James Patterson To Give $1 Million to Independent Bookstores, AWP Open to the Public, and More

Melissa Faliveno

Every day Poets & Writers Magazine scans the headlines—from publishing reports to academic announcements to literary dispatches—for all the news that creative writers need to know. Here are today’s stories:

Bestselling author James Patterson has pledged to donate one million dollars to independent bookstores throughout the country. Today he announced the names of the stores that will receive the first round of grants. (NPR)

After resolving apparent tax issues with the city of Seattle, the 2014 Association of Writers & Writing Programs (AWP) Conference will be open to the public. (Melville House)

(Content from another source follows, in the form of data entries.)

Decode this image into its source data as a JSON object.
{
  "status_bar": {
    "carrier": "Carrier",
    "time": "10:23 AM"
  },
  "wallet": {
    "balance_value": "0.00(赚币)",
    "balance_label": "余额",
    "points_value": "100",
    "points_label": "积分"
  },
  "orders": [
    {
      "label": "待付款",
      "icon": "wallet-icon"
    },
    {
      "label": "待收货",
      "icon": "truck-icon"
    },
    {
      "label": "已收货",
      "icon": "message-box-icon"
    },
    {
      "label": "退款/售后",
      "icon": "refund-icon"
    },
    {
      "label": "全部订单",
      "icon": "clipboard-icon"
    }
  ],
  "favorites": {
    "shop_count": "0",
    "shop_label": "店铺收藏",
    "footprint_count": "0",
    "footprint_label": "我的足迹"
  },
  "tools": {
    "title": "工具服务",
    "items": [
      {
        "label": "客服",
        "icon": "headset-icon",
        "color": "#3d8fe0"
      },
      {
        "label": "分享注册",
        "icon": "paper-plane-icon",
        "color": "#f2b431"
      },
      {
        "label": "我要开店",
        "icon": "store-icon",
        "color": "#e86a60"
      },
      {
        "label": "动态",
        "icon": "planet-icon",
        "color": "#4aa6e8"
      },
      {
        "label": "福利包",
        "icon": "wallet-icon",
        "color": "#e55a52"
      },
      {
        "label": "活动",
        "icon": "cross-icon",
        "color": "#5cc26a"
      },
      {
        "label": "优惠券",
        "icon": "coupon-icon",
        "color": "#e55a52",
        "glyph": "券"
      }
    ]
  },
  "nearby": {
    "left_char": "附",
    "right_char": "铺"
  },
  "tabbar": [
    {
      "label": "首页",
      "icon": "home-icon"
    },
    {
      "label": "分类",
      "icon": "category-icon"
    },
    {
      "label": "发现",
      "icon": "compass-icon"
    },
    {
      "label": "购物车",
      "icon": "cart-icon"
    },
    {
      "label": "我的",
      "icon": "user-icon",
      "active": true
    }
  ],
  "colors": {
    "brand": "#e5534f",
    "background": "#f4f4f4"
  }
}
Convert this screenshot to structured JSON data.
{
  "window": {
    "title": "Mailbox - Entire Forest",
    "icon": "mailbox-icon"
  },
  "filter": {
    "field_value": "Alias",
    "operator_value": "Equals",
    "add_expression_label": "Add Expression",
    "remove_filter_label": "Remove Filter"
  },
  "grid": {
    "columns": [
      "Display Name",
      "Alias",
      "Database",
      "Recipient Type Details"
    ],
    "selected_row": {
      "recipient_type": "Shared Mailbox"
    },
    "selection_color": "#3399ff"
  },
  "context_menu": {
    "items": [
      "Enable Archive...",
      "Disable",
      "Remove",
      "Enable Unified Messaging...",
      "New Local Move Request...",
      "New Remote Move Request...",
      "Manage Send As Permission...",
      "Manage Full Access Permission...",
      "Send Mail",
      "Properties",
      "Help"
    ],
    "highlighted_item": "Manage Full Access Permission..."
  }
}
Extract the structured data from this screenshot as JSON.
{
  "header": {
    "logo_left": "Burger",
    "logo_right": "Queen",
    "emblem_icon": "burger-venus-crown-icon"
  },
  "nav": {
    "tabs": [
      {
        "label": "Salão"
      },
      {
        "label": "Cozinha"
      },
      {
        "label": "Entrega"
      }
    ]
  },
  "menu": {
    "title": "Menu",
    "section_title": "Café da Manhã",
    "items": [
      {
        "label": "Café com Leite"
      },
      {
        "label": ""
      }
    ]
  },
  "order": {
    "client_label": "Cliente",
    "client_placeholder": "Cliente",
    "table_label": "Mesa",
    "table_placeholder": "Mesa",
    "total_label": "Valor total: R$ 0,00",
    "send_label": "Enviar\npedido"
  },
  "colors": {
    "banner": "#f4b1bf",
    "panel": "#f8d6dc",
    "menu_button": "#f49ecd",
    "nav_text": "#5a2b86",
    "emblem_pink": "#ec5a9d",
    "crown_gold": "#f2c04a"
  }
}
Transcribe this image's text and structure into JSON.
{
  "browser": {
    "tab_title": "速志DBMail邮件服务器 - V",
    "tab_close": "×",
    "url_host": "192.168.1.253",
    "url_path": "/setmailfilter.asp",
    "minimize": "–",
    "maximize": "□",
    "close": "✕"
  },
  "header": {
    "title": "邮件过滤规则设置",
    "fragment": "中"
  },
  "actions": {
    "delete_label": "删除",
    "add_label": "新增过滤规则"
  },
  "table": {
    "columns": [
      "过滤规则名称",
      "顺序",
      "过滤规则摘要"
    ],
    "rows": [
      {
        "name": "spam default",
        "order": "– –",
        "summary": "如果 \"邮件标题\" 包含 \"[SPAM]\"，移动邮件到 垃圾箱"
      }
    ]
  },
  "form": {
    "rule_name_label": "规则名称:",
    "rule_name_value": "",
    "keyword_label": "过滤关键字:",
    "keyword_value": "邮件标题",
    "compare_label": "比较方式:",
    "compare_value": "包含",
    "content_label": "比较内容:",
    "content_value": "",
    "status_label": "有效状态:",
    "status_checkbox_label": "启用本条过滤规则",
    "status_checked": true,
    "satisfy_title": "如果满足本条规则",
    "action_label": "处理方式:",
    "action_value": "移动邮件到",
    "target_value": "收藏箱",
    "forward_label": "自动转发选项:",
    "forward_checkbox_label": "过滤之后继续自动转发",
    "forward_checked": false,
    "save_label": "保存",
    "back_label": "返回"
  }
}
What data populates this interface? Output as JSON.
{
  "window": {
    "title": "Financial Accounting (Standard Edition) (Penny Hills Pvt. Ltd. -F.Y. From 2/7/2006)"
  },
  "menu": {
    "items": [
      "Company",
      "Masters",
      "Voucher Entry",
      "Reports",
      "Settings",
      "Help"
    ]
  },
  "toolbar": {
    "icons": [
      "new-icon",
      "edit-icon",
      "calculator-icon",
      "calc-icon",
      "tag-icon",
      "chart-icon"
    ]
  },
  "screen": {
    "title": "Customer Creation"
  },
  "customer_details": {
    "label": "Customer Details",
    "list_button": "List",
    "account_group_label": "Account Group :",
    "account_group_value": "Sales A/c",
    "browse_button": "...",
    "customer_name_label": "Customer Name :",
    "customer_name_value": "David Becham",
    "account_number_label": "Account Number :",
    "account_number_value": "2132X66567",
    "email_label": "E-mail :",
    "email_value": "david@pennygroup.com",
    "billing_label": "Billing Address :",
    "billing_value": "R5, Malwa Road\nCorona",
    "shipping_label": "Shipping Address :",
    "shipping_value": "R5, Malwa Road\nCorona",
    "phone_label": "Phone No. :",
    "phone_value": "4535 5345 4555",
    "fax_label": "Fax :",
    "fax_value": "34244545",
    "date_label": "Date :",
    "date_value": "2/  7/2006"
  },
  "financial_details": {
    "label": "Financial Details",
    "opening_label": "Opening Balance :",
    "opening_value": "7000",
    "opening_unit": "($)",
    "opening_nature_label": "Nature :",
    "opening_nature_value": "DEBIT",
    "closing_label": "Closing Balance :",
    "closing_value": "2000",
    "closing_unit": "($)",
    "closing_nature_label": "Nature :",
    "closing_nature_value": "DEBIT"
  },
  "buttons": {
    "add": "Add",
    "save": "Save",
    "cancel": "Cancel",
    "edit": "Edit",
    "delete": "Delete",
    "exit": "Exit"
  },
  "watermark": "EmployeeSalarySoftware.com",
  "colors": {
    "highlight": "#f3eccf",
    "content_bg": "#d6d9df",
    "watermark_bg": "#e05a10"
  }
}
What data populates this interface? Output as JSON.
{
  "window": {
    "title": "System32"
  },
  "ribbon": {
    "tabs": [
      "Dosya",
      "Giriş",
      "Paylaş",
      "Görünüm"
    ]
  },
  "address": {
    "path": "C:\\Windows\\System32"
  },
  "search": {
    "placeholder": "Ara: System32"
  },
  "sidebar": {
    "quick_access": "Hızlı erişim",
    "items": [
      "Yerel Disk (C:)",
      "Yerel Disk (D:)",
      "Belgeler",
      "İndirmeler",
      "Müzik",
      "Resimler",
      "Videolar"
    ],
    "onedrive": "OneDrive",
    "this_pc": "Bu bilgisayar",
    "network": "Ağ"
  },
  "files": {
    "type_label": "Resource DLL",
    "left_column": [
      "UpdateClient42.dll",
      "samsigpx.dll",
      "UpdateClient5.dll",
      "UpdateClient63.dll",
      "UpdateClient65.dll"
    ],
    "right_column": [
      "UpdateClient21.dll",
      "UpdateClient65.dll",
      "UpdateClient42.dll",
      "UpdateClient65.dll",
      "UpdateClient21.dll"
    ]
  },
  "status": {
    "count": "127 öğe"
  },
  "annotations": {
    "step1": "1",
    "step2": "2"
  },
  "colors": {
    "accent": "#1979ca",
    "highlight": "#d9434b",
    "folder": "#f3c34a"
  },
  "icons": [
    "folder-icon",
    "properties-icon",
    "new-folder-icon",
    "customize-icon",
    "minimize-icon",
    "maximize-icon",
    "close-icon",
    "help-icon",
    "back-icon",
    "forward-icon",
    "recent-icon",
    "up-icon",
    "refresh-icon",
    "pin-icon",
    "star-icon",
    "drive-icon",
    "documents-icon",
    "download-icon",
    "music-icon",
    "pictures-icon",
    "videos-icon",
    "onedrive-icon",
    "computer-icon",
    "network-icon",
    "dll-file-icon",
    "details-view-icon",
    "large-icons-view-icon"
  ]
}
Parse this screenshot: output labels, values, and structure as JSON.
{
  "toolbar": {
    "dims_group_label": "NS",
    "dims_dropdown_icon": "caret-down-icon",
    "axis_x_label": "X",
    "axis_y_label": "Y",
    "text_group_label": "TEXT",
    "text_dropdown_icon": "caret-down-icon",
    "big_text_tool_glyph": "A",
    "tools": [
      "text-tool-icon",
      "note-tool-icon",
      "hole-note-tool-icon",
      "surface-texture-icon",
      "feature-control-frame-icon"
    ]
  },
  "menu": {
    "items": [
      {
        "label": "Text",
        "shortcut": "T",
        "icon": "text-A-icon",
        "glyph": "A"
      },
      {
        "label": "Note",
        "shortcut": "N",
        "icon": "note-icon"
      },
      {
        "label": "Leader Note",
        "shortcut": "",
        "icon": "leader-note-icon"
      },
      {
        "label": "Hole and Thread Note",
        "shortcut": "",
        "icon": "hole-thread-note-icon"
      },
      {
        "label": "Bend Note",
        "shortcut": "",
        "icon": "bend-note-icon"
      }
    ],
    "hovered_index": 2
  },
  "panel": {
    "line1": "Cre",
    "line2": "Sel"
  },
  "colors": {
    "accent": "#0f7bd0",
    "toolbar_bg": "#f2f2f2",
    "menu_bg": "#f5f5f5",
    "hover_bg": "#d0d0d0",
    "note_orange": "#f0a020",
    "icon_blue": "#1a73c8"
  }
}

Haruki Murakami’s next novel, Colorless Tsukuru Tazaki and His Years of Pilgrimagewill be published in the United States in August by Knopf. The book, which sold more than a million copies its first week in print in Japan, will be translated into English by J. Philip Gabriel. (The Guardian)

The New York Times reports that dissident Chinese writer Yu Jie is having increasing difficulties finding a publisher in China for his latest book, which is critical of Chinese President Xi Jinping. Jie, who now lives in the United States, says the Hong Kong publisher who first planned to publish the book was arrested, and a second abandoned publishing plans after receiving a threatening phone call.

HarperCollins will publish Neil Gaiman’s short story “The Truth is a Cave in the Black Mountains” as an illustrated book in June. (GalleyCat)

Author Shelley Jackson has capitalized on New York City’s record-breaking winter to launch a storytelling project called “SNOW,” using her Instagram account to share photos of words intricately carved into the snow. Each word contributes, she says, to “a story in progress, weather permitting.” (The Gothamist)

Electric Literature’s blog The Outlet rounds up some of 2014's most anticipated books from indie presses.